◆ Web page and app entries:
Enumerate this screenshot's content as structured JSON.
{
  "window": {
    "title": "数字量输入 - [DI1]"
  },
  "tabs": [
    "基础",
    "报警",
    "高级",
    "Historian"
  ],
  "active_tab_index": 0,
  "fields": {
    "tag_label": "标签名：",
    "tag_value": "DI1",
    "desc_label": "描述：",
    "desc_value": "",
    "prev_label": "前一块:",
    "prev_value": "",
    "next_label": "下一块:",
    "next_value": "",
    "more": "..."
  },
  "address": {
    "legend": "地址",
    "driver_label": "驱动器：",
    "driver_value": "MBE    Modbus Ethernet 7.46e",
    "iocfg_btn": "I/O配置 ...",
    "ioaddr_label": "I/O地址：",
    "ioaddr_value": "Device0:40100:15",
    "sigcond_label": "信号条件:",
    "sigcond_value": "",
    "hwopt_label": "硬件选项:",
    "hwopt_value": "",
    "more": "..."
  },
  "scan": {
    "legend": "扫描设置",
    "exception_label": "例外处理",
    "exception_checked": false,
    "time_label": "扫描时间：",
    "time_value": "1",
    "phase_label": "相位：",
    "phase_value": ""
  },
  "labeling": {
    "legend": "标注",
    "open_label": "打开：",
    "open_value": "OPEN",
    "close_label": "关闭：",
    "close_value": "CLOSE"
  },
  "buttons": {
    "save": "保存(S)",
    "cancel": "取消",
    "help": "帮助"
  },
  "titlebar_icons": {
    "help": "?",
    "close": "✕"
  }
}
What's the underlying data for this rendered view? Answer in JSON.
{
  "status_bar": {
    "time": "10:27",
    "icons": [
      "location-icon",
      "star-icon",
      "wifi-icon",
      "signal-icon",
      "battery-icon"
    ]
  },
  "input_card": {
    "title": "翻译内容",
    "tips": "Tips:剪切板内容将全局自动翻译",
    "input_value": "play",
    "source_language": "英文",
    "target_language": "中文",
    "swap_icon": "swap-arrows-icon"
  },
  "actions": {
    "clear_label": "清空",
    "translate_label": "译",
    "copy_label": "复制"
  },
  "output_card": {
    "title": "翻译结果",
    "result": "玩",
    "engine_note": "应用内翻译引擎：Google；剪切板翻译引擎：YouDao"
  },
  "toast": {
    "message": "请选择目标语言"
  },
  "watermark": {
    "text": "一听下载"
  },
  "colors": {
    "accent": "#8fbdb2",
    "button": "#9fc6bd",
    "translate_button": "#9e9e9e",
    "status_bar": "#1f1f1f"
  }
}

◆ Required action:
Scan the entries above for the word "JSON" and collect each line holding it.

◆ Answer to this problem:
Enumerate this screenshot's content as structured JSON.
What's the underlying data for this rendered view? Answer in JSON.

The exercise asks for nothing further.